By Jessica Cox

My 3-year-old niece in Colorado was telling me the other day about how she is now good at riding a bike. She is talking about a balance bike, which is a bike with no pedals and the rider moves along by striding. Her mom told me this is the new way young children learn how to ride bikes. Most kids move on to riding bicycles without training wheels because they learn to balance on a balance bike. It’s always amazing to hear of innovation and how it brings improvement to our ways of life.

Jessica Cox

This brings back childhood memories of when I first wanted to ride a bike. When you are a child, riding a bike is a rite of passage. At that time, both my siblings were riding bikes, but I wasn’t. My parents gave each of us a bike for Christmas, but we were still unsure of how it would work out for me. I remember seeing my pretty pink bike sitting there in front of the Christmas tree. My parents started to try and teach me with prosthetic arms on. As other kids did, I started with training wheels. I struggled significantly. The prosthetic arms were just too rigid and didn’t have the versatility to make minor adjustments which is necessary for riding a bike especially in the learning stage. It was so frustrating! I wanted to cry because the bike was so pretty, but I couldn’t ride it. I even threw a tantrum at the local park because I was so mad everyone around me was riding a bike and I couldn’t. It was just another one of the things that didn’t come easily for me, and I was angry at how unfair that was.

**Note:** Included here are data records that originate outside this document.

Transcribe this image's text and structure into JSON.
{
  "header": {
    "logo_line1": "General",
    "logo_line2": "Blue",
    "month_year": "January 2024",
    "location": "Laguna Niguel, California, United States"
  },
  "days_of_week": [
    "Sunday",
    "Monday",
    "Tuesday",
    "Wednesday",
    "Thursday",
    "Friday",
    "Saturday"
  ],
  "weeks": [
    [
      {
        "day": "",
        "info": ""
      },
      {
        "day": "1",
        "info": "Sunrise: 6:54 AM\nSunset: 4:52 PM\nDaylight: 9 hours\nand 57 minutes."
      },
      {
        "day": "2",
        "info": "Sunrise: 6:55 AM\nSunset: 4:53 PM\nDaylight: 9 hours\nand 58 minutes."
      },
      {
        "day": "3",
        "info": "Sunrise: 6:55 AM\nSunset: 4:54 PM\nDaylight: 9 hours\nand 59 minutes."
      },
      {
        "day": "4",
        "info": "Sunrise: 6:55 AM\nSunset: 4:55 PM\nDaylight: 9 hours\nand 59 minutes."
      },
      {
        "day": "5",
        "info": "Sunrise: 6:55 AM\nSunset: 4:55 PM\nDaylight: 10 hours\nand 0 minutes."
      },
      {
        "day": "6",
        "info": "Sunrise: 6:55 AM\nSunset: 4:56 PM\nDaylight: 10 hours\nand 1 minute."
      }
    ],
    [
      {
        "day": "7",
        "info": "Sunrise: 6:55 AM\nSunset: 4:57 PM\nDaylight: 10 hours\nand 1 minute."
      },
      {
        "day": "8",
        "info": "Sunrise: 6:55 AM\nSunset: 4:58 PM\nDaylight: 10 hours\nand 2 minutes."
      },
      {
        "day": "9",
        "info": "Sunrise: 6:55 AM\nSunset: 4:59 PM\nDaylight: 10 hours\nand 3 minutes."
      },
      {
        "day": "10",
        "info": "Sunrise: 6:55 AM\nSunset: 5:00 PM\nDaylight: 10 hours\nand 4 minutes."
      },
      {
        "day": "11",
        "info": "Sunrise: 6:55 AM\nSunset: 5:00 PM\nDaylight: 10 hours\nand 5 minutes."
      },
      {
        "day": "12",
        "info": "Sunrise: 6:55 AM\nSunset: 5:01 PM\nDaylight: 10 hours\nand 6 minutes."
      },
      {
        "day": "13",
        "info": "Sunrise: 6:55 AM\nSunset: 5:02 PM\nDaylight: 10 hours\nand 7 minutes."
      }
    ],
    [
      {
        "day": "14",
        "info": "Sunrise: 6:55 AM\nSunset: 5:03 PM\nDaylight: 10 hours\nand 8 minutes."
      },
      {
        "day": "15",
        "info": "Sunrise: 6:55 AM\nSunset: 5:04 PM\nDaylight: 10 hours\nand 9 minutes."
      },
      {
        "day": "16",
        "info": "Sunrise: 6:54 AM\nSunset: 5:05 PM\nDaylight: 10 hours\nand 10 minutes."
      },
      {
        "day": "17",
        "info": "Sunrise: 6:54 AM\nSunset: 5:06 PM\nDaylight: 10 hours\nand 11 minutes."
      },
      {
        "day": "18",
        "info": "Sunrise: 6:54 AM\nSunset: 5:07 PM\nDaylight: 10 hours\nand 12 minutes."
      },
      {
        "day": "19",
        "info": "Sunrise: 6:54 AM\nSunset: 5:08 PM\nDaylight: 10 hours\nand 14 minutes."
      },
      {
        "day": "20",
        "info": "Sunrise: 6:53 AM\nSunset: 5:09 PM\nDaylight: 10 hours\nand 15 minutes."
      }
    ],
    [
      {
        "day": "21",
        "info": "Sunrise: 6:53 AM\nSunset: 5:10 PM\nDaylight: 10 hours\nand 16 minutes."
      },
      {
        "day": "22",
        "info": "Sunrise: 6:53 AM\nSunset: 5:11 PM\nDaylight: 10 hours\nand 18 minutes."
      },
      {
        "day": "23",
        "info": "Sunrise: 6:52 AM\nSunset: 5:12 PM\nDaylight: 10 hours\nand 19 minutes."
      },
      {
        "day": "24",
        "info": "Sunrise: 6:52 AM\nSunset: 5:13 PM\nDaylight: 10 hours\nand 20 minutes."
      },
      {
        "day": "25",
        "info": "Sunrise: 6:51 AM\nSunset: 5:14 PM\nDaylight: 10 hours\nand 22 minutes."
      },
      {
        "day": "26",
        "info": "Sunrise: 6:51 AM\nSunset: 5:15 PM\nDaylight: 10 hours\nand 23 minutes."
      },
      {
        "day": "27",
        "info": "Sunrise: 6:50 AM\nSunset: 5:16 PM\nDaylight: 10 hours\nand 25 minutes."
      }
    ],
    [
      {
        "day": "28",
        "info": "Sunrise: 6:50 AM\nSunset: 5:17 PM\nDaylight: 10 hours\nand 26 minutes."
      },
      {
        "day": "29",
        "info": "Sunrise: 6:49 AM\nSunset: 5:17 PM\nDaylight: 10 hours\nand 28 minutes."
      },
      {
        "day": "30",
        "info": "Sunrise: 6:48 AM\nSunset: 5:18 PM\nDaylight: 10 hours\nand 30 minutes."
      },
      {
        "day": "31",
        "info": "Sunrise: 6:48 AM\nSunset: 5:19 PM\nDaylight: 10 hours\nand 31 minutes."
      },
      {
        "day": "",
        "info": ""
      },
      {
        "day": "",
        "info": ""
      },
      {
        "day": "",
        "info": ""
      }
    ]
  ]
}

Eventually, I learned how to a ride an adult tricycle that my dad fixed up for me. Sometimes, you just need to be open to the possibilities available – instead of focusing on the barriers. It was so liberating to be able to ride with my peers.

As an adult, I researched a better and more stable method of riding—a recumbent bicycle! The design has the rider in a reclined position, the seat is much lower to the ground and the pedals are in front. It allows me to go faster with eight speeds instead of one. It is also much more aerodynamic. I’ve been riding alongside regular riders ever since.

Limitations will always come up on our journey to achieve our dreams, but sometimes you have to power through the obstacles. And, sometimes you must work your way around them. The most important thing is to never lose sight of the goal.

Keep moving!

About the author Jessica Cox

Born without arms, Jessica Cox is “fascinated by the way assumptions and perceived barriers prevent people from achieving their dreams. She has utilized dormant physical traits to adapt and use her feet the way people use their hands. In addition to being a cyclist, Jessica is best known for becoming the first armless pilot in aviation history. Her achievement earned her a Guinness World Record medal. She’s been featured on numerous television programs, including Ellen, Oprah Winfrey Network, CNN and CBS Evening News.